==== Exercise data

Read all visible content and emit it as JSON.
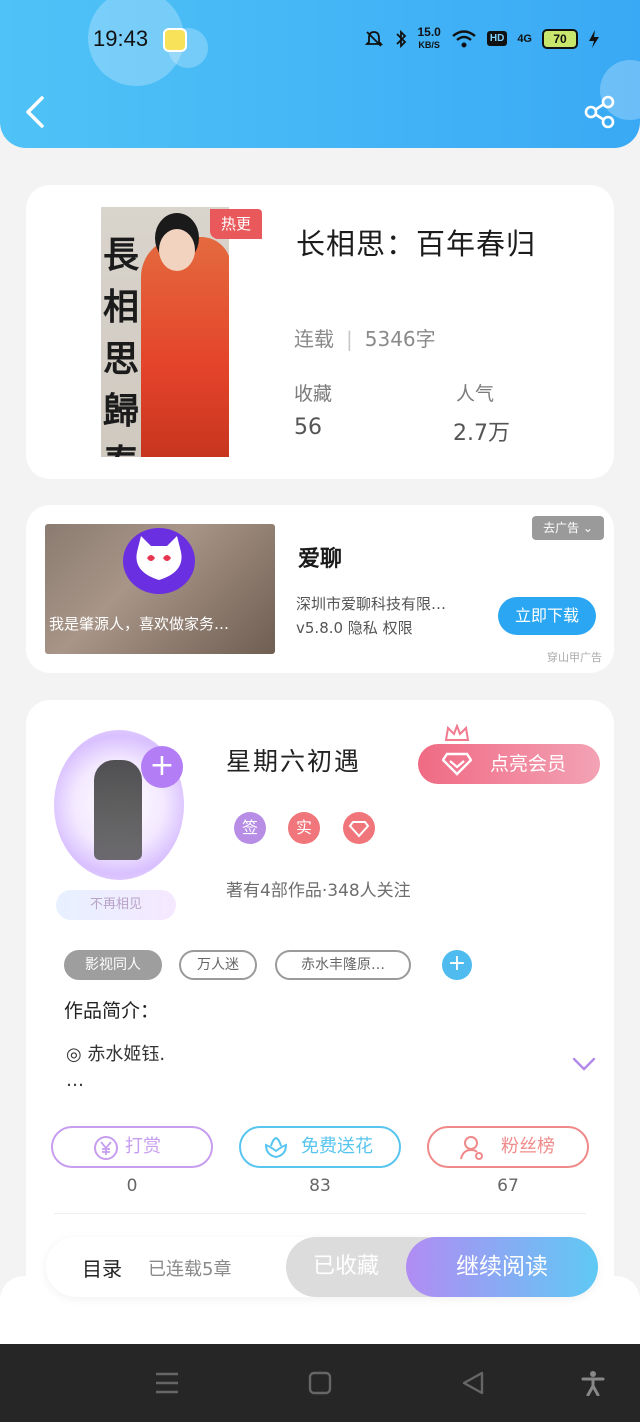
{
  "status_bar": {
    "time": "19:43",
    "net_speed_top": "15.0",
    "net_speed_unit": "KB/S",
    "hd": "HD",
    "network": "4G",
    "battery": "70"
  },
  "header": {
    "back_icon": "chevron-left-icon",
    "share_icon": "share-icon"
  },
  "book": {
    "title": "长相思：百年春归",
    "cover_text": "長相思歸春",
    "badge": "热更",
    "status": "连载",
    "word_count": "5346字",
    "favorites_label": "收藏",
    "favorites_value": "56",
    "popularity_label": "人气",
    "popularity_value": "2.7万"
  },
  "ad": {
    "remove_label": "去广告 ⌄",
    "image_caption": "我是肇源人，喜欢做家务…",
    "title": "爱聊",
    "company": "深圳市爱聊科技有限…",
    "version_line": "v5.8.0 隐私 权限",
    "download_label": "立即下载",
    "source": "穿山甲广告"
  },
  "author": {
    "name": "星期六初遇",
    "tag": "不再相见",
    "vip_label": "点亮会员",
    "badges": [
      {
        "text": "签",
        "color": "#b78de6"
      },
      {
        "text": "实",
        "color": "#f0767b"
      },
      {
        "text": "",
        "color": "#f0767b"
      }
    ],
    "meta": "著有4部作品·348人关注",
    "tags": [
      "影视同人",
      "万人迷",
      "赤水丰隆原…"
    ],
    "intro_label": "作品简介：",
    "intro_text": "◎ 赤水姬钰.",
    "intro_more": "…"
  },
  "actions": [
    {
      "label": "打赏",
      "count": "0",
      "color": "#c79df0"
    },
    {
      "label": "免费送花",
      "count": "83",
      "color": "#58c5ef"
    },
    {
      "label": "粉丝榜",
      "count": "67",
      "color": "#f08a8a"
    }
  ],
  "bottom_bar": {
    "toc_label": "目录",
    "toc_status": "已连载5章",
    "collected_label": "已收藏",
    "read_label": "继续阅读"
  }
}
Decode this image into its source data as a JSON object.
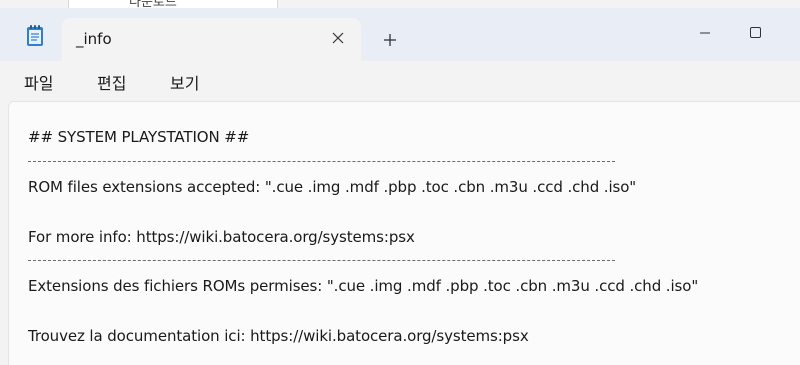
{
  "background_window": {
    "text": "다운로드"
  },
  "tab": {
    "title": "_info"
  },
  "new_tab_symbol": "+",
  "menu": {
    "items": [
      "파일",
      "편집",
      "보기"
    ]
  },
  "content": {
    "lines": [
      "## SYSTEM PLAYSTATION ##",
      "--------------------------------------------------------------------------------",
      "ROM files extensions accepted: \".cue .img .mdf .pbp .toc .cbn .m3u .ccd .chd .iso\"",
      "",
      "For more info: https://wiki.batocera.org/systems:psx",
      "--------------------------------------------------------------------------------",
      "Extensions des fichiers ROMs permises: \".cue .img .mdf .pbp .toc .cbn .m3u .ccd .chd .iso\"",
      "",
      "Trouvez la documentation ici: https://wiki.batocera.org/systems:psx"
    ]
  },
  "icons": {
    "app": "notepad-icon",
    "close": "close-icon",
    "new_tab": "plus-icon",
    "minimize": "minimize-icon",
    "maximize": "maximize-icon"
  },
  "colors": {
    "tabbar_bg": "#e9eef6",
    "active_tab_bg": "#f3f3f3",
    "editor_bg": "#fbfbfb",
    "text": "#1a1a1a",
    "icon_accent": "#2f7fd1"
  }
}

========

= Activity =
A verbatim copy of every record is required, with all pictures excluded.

= Result of this exercise =
Read all visible content and emit it as JSON.
{
  "status_bar": {
    "time": "19:43",
    "net_speed_top": "15.0",
    "net_speed_unit": "KB/S",
    "hd": "HD",
    "network": "4G",
    "battery": "70"
  },
  "header": {
    "back_icon": "chevron-left-icon",
    "share_icon": "share-icon"
  },
  "book": {
    "title": "长相思：百年春归",
    "cover_text": "長相思歸春",
    "badge": "热更",
    "status": "连载",
    "word_count": "5346字",
    "favorites_label": "收藏",
    "favorites_value": "56",
    "popularity_label": "人气",
    "popularity_value": "2.7万"
  },
  "ad": {
    "remove_label": "去广告 ⌄",
    "image_caption": "我是肇源人，喜欢做家务…",
    "title": "爱聊",
    "company": "深圳市爱聊科技有限…",
    "version_line": "v5.8.0 隐私 权限",
    "download_label": "立即下载",
    "source": "穿山甲广告"
  },
  "author": {
    "name": "星期六初遇",
    "tag": "不再相见",
    "vip_label": "点亮会员",
    "badges": [
      {
        "text": "签",
        "color": "#b78de6"
      },
      {
        "text": "实",
        "color": "#f0767b"
      },
      {
        "text": "",
        "color": "#f0767b"
      }
    ],
    "meta": "著有4部作品·348人关注",
    "tags": [
      "影视同人",
      "万人迷",
      "赤水丰隆原…"
    ],
    "intro_label": "作品简介：",
    "intro_text": "◎ 赤水姬钰.",
    "intro_more": "…"
  },
  "actions": [
    {
      "label": "打赏",
      "count": "0",
      "color": "#c79df0"
    },
    {
      "label": "免费送花",
      "count": "83",
      "color": "#58c5ef"
    },
    {
      "label": "粉丝榜",
      "count": "67",
      "color": "#f08a8a"
    }
  ],
  "bottom_bar": {
    "toc_label": "目录",
    "toc_status": "已连载5章",
    "collected_label": "已收藏",
    "read_label": "继续阅读"
  }
}
Decode this image into its source data as a JSON object.
{
  "background_window": {
    "text": "다운로드"
  },
  "tab": {
    "title": "_info"
  },
  "new_tab_symbol": "+",
  "menu": {
    "items": [
      "파일",
      "편집",
      "보기"
    ]
  },
  "content": {
    "lines": [
      "## SYSTEM PLAYSTATION ##",
      "--------------------------------------------------------------------------------",
      "ROM files extensions accepted: \".cue .img .mdf .pbp .toc .cbn .m3u .ccd .chd .iso\"",
      "",
      "For more info: https://wiki.batocera.org/systems:psx",
      "--------------------------------------------------------------------------------",
      "Extensions des fichiers ROMs permises: \".cue .img .mdf .pbp .toc .cbn .m3u .ccd .chd .iso\"",
      "",
      "Trouvez la documentation ici: https://wiki.batocera.org/systems:psx"
    ]
  },
  "icons": {
    "app": "notepad-icon",
    "close": "close-icon",
    "new_tab": "plus-icon",
    "minimize": "minimize-icon",
    "maximize": "maximize-icon"
  },
  "colors": {
    "tabbar_bg": "#e9eef6",
    "active_tab_bg": "#f3f3f3",
    "editor_bg": "#fbfbfb",
    "text": "#1a1a1a",
    "icon_accent": "#2f7fd1"
  }
}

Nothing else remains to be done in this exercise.